My mother was born on and lived on the Square of a pretty village. It has been in several films, just by the way. Anyway, on the corner was a fishmonger, fruiterer and greengrocers. When mum had grown up, married and moved to the next, not pretty and not famous village, the old man at this shop had a stroke. My mum decided to go and help him out. Little did she know, he needed her to kill the crab! It was not often they had them and only on order. The fishmonger used to do it with a steel skewer straight into the brain so the creature knew nothing. Done swiftly it was humane. As my mum married a farmer she had to be strong and get on with it! I have to say, I would not be able to do it. I am in fact vegetarian!

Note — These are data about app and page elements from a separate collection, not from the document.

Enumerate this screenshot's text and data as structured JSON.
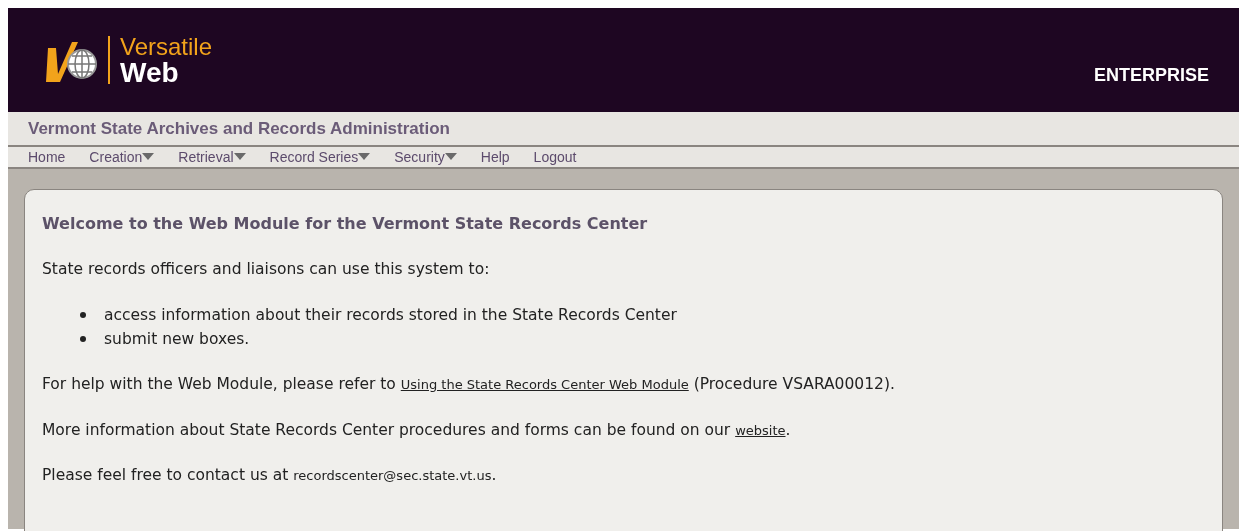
{
  "header": {
    "logo_top": "Versatile",
    "logo_bottom": "Web",
    "edition": "ENTERPRISE"
  },
  "org_title": "Vermont State Archives and Records Administration",
  "nav": [
    {
      "label": "Home",
      "dropdown": false
    },
    {
      "label": "Creation",
      "dropdown": true
    },
    {
      "label": "Retrieval",
      "dropdown": true
    },
    {
      "label": "Record Series",
      "dropdown": true
    },
    {
      "label": "Security",
      "dropdown": true
    },
    {
      "label": "Help",
      "dropdown": false
    },
    {
      "label": "Logout",
      "dropdown": false
    }
  ],
  "panel": {
    "heading": "Welcome to the Web Module for the Vermont State Records Center",
    "blocks": [
      {
        "kind": "paragraph",
        "parts": [
          {
            "kind": "text",
            "text": "State records officers and liaisons can use this system to:"
          }
        ]
      },
      {
        "kind": "list",
        "items": [
          "access information about their records stored in the State Records Center",
          "submit new boxes."
        ]
      },
      {
        "kind": "paragraph",
        "parts": [
          {
            "kind": "text",
            "text": "For help with the Web Module, please refer to "
          },
          {
            "kind": "link",
            "text": "Using the State Records Center Web Module"
          },
          {
            "kind": "text",
            "text": " (Procedure VSARA00012)."
          }
        ]
      },
      {
        "kind": "paragraph",
        "parts": [
          {
            "kind": "text",
            "text": "More information about State Records Center procedures and forms can be found on our "
          },
          {
            "kind": "link",
            "text": "website"
          },
          {
            "kind": "text",
            "text": "."
          }
        ]
      },
      {
        "kind": "paragraph",
        "parts": [
          {
            "kind": "text",
            "text": "Please feel free to contact us at "
          },
          {
            "kind": "email",
            "text": "recordscenter@sec.state.vt.us"
          },
          {
            "kind": "text",
            "text": "."
          }
        ]
      }
    ]
  }
}
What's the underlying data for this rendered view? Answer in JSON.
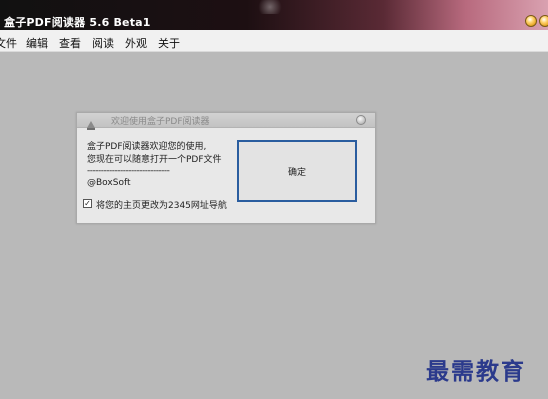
{
  "window": {
    "title": "盒子PDF阅读器 5.6 Beta1"
  },
  "menubar": {
    "items": [
      "文件",
      "编辑",
      "查看",
      "阅读",
      "外观",
      "关于"
    ]
  },
  "dialog": {
    "title": "欢迎使用盒子PDF阅读器",
    "lines": [
      "盒子PDF阅读器欢迎您的使用,",
      "您现在可以随意打开一个PDF文件",
      "------------------------------",
      "@BoxSoft"
    ],
    "ok_label": "确定",
    "checkbox": {
      "checked": true,
      "mark": "✓",
      "label": "将您的主页更改为2345网址导航"
    }
  },
  "watermark": "最需教育"
}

Jaye53 Wed 26-Jun-19 01:26:59

Are you sure its not a prank theyre playing on youconfused

BradfordLass72 Wed 26-Jun-19 06:15:03

Talking about 'disorganisation' of the military kind this time. I went with a party of Air Force Cadets to Vancouver one year as guests of the Ogopogo Squadron.

Canada is such a beautiful country and my father once seriously thought of emigrating there.

It was a very long flight and when we landed, we'd been awake and in the air well in excess of 39 hours.

We landed, glassy-eyed but our hosts (or rather the organisers, all in their 60's and ex-military men) gave us no time at all to rest or even have food and drink but took us to a lengthy official reception (lots of speeches from dignitaries, no refreshments) then we went to look at a gravel pit. Yes, you read that right.

Exhausted and jet lagged, the cadets nevertheless rose at 5am next day hoping to go across the border to Seattle, to an air base and famous air museum.
This was to be the highlight of the whole trip.

En route the elderly bus broke down but instead of re-arranging the trip with private cars as was suggested, they took us instead to several other boring places the teenagers didn't want to see.

It was, as far as our whole squadron was concerned, a total fiasco for which we paid many thousands of dollars.

The only good thing was the Ogopogo cadets and their parents who were lovely and very interested in Maori culture.
My son taught them a haka and why its done. When we were leaving, the boys broke into a spontaneous haka in the airport, brought it to a complete standstill and were cheered to the rafter at the end.

When we got home, a reporter asked a young girl cadet if she could encapsulate the experience.

She said, "I learned what SNAFU means."